Another witness who testified for the prosecution was Jacksonville medical examiner Valerie Rao. Her credibility has been questioned by experts, reported the Huffington Post, in light of complaints filed against her. While Rao only reviewed photos and videos, she told the court that Zimmerman’s injuries — bloody wounds on the back of his head and an injured nose — appeared “insignificant” and “not life-threatening.” Under cross-examination by the defense, Rao said that grazes on Martin’s knuckles were consistent with him having thrown a punch.
To secure a conviction in the case, which attracted nationwide attention when race-profiteers and anti-gun zealots thought it could be useful, the state of Florida will have to prove beyond a reasonable doubt to jurors that the former Neighborhood Watch chief acted with a “depraved mind” and disregard for human life. At this point, with prosecutors reportedly about to rest their case, that seems like a long shot.
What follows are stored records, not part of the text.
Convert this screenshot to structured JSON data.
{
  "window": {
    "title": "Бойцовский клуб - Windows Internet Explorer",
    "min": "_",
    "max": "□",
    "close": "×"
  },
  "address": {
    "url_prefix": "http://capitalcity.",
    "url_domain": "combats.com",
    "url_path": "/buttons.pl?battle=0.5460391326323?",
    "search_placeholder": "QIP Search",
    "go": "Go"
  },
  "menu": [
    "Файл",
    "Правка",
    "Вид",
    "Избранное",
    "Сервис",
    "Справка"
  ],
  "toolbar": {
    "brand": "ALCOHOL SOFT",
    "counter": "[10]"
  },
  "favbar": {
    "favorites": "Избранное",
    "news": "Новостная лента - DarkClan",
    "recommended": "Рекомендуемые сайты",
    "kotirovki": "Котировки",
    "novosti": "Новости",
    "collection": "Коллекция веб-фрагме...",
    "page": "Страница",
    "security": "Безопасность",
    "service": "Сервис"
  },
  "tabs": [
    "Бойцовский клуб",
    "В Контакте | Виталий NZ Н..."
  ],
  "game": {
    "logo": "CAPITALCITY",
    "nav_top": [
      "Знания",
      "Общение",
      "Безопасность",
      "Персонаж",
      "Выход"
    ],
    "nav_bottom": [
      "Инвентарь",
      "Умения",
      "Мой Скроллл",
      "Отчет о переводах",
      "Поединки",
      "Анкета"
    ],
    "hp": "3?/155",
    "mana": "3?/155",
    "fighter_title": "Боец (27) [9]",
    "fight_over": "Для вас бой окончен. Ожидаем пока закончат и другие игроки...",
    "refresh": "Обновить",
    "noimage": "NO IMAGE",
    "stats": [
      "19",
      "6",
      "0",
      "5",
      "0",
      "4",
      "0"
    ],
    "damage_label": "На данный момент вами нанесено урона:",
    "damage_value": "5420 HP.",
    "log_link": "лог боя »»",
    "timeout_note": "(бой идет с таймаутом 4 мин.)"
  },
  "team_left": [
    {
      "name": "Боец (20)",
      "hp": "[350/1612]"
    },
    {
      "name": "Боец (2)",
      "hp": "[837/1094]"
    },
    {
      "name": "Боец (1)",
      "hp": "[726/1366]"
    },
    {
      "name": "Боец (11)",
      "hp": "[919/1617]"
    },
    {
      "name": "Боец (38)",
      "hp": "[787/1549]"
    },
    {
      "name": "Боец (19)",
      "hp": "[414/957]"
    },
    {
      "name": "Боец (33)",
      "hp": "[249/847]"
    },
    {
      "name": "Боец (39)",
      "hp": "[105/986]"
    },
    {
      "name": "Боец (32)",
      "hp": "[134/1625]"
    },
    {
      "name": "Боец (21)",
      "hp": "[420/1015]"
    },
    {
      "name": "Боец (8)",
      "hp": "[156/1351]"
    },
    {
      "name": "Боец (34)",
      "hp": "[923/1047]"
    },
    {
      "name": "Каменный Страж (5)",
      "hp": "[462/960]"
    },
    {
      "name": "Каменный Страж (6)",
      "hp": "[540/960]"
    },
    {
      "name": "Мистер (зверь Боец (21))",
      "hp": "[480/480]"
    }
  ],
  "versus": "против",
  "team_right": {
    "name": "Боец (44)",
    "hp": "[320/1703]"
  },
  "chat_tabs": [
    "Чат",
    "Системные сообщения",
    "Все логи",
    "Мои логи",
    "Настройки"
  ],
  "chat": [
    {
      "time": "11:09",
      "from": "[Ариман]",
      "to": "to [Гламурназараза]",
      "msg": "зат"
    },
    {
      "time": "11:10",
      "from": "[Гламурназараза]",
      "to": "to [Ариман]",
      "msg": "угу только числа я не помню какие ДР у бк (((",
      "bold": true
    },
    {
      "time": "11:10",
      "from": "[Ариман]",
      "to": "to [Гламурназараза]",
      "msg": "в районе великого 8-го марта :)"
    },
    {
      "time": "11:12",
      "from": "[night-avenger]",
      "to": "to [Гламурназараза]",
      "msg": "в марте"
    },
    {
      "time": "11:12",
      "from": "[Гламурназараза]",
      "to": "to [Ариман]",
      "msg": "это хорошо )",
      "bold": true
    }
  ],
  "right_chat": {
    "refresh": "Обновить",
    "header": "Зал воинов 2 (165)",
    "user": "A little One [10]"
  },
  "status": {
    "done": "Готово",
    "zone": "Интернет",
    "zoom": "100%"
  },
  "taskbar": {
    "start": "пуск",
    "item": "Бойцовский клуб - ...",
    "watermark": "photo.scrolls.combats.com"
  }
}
Experts said pursuing manslaughter charges may have been more plausible, but even that would be a tough case to prove beyond a reasonable doubt.
Zimmerman, of course, has maintained from the beginning that he shot Martin in self-defense following a series of burglaries in the neighborhood. According to Zimmerman’s version of the story, Martin, who was unarmed, brutally attacked him, slamming his head against the ground. Photos of the injuries appear to corroborate the claims, legal analysts say. Finally, when Martin reached for Zimmerman’s gun, Zimmerman was forced to shoot, the defendant argued.
A crime lab analyst for the Florida Department of Law Enforcement, Anthony Gorgone, testified this week that Martin’s DNA was not found on the grip of Zimmerman’s pistol. Under cross-examination by the defense, however, Gorgone admitted it was possible that Martin had touched the gun without leaving DNA traces.
Prosecutors are trying hard to attack Zimmerman’s credibility, most recently putting a college professor on the stand who taught Zimmerman about self-defense laws as part of a criminal litigation course. The Seminole State College professor testified about the defendant’s knowledge of Florida’s “Stand Your Ground” law, which Zimmerman denied knowing about in a media interview.
If convicted, Zimmerman could face up to life in prison, with a minimum of 25 years. According to news reports, the prosecution is just about ready to rest its case, making way for the defense to present its own witnesses and evidence. The trial is expected to go on for at least a few more days, and then the all-female jury will have to make its decision. What happens after that remains to be seen, but warnings of nationwide riots if Zimmerman were to be acquitted have been growing louder every day.
Photo of wounds to the back of Zimmerman's head on the night of the shooting: AP Images
Alex Newman is a correspondent for The New American, covering economics, politics, and more. He can be reached at